In September, Republicans on the House Oversight and Reform Committee presented a resolution asking President Biden to deliver every document in his possession related to his dealings with his son, including how Hunter allegedly gave foreign business interests access to his father.
“It is time for President Biden to answer some questions about his participation in his family’s business schemes with some of our most significant adversaries for years, including the Chinese Communist Party,” said Rep. James Comer, R-Ky., the top Republican on the committee.
The resolution was killed, but stay tuned in 2023.
The Department of Homeland Security will also be in the GOP’s crosshairs. On the border, Republicans on the House Homeland Security Committee brought up a resolution asking for all information about the health and safety of the thousands of children who crossed illegally into the U.S. under Biden’s watch.
On a more political note, Republicans on the same committee asked DHS to hand over all documents related to its much-maligned Disinformation Governance Board, which quickly folded under withering criticism from both Republicans and Democrats. Republicans at the time said the board was an attempt by Democrats to create a political tool to tamp down Republican points of view.

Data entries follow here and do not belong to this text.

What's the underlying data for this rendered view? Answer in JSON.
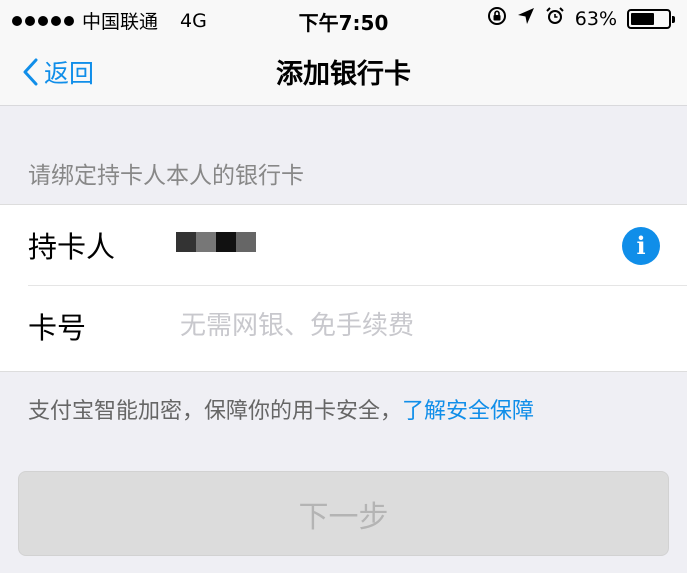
{
  "status_bar": {
    "carrier": "中国联通",
    "network": "4G",
    "time": "下午7:50",
    "battery_text": "63%",
    "battery_level": 0.63
  },
  "nav": {
    "back_label": "返回",
    "title": "添加银行卡"
  },
  "hint": "请绑定持卡人本人的银行卡",
  "form": {
    "holder_label": "持卡人",
    "card_label": "卡号",
    "card_placeholder": "无需网银、免手续费",
    "card_value": ""
  },
  "security": {
    "text": "支付宝智能加密，保障你的用卡安全，",
    "link": "了解安全保障"
  },
  "next_button": "下一步",
  "icons": {
    "back": "chevron-left-icon",
    "info": "info-icon",
    "rotation_lock": "rotation-lock-icon",
    "location": "location-arrow-icon",
    "alarm": "alarm-icon",
    "battery": "battery-icon"
  },
  "colors": {
    "accent": "#108ee9",
    "background": "#efeff4",
    "button_disabled": "#dcdcdc"
  }
}
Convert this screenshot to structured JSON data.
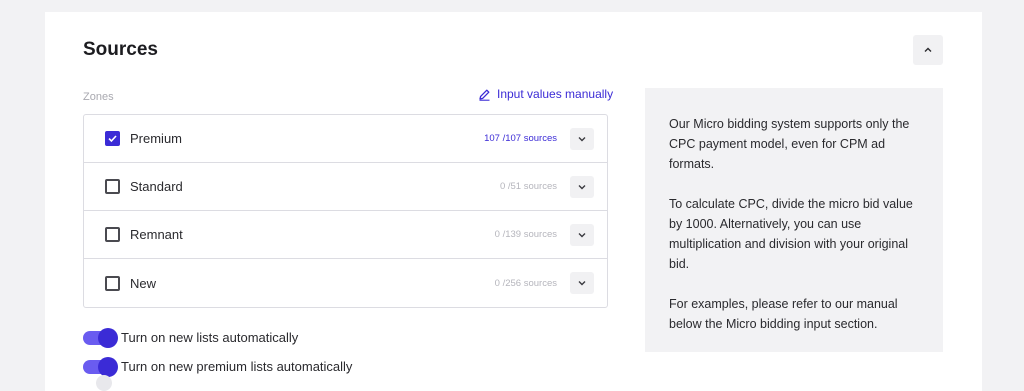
{
  "section": {
    "title": "Sources"
  },
  "zones": {
    "label": "Zones",
    "manual_link": "Input values manually",
    "items": [
      {
        "name": "Premium",
        "count": "107 /107  sources",
        "checked": true
      },
      {
        "name": "Standard",
        "count": "0 /51 sources",
        "checked": false
      },
      {
        "name": "Remnant",
        "count": "0 /139 sources",
        "checked": false
      },
      {
        "name": "New",
        "count": "0 /256 sources",
        "checked": false
      }
    ]
  },
  "toggles": [
    {
      "label": "Turn on new lists automatically",
      "on": true
    },
    {
      "label": "Turn on new premium lists automatically",
      "on": true
    }
  ],
  "info": {
    "paragraph1": "Our Micro bidding system supports only the CPC payment model, even for CPM ad formats.",
    "paragraph2": "To calculate CPC, divide the micro bid value by 1000. Alternatively, you can use multiplication and division with your original bid.",
    "paragraph3": "For examples, please refer to our manual below the Micro bidding input section."
  },
  "colors": {
    "accent": "#3b2bd6",
    "toggle_track": "#6a5cf0",
    "muted": "#b5b5bc",
    "panel_bg": "#f2f2f4"
  },
  "icons": {
    "collapse": "chevron-up-icon",
    "expand": "chevron-down-icon",
    "manual": "pencil-icon",
    "check": "check-icon"
  }
}
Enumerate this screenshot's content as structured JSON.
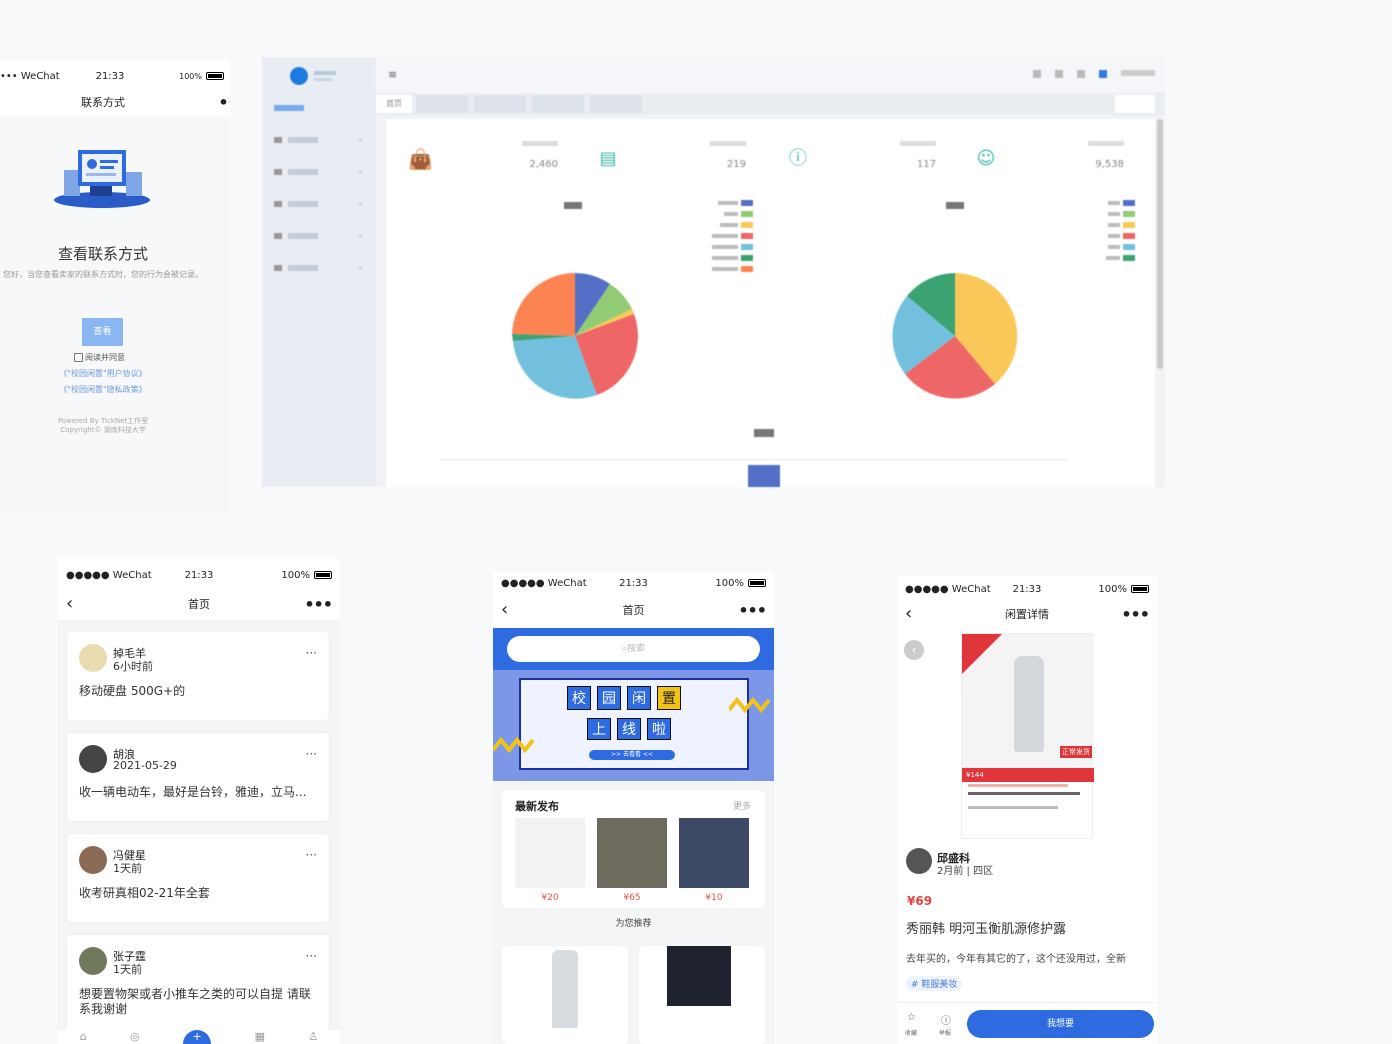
{
  "contact_phone": {
    "status": {
      "carrier": "••• WeChat",
      "time": "21:33",
      "battery": "100%"
    },
    "nav_title": "联系方式",
    "heading": "查看联系方式",
    "desc": "您好，当您查看卖家的联系方式时，您的行为会被记录。",
    "view_button": "查看",
    "agree_label": "阅读并同意",
    "link_user_agreement": "《\"校园闲置\"用户协议》",
    "link_privacy": "《\"校园闲置\"隐私政策》",
    "footer_line1": "Powered By TickNet工作室",
    "footer_line2": "Copyright© 湖南科技大学"
  },
  "admin": {
    "stat_values": [
      "2,460",
      "219",
      "117",
      "9,538"
    ],
    "tab_active": "首页"
  },
  "feed_phone": {
    "status": {
      "carrier": "●●●●● WeChat",
      "time": "21:33",
      "battery": "100%"
    },
    "nav_title": "首页",
    "posts": [
      {
        "name": "掉毛羊",
        "time": "6小时前",
        "text": "移动硬盘 500G+的"
      },
      {
        "name": "胡浪",
        "time": "2021-05-29",
        "text": "收一辆电动车，最好是台铃，雅迪，立马..."
      },
      {
        "name": "冯健星",
        "time": "1天前",
        "text": "收考研真相02-21年全套"
      },
      {
        "name": "张子霆",
        "time": "1天前",
        "text": "想要置物架或者小推车之类的可以自提 请联系我谢谢"
      }
    ]
  },
  "home_phone": {
    "status": {
      "carrier": "●●●●● WeChat",
      "time": "21:33",
      "battery": "100%"
    },
    "nav_title": "首页",
    "search_placeholder": "搜索",
    "banner_row1": [
      "校",
      "园",
      "闲",
      "置"
    ],
    "banner_row2": [
      "上",
      "线",
      "啦"
    ],
    "banner_button": ">> 去看看 <<",
    "latest_title": "最新发布",
    "latest_more": "更多",
    "latest_prices": [
      "¥20",
      "¥65",
      "¥10"
    ],
    "recommend_title": "为您推荐"
  },
  "detail_phone": {
    "status": {
      "carrier": "●●●●● WeChat",
      "time": "21:33",
      "battery": "100%"
    },
    "nav_title": "闲置详情",
    "seller_name": "邱盛科",
    "seller_meta": "2月前 | 四区",
    "price": "¥69",
    "title": "秀丽韩 明河玉衡肌源修护露",
    "desc": "去年买的，今年有其它的了，这个还没用过，全新",
    "tag": "# 鞋服美妆",
    "fav_label": "收藏",
    "report_label": "举报",
    "want_button": "我想要",
    "img_badge": "正常发货",
    "img_price": "¥144"
  }
}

“The idea of a disinformation governance board within the Department of Homeland Security rightly chills the spines of Americans across our great nation,” said Rep. Michael Guest, R-Miss. “This is a blatant overreach of the Biden administration to suppress freedom of speech and dictate what is truth and what is fact.”
Both of these DHS resolutions were killed, but stay tuned in 2023.
In the House Committee on Education and Labor, Republicans sought information on how the Biden administration determined that it has the legal authority to forgive billions of dollars in student debt and how much it would cost.
In the House Veterans’ Affairs Committee, Republicans sought information from the Department of Veterans Affairs about long wait times that veterans still face when seeking government-run care.
This month in the House Armed Services Committee, the GOP pressed for information on all documents outlining and describing the Pentagon’s approach to gender transition, nonbinary service members, and creating “safe spaces” for people who do not identify as a man or a woman.
These and many other inquiries – on issues like censorship of political speech, COVID vaccine mandates, the origin of COVID, the raid on former President Trump’s home, the Jan. 6 investigation, the baby food shortage and many more – all failed to advance.
But stay tuned in 2023.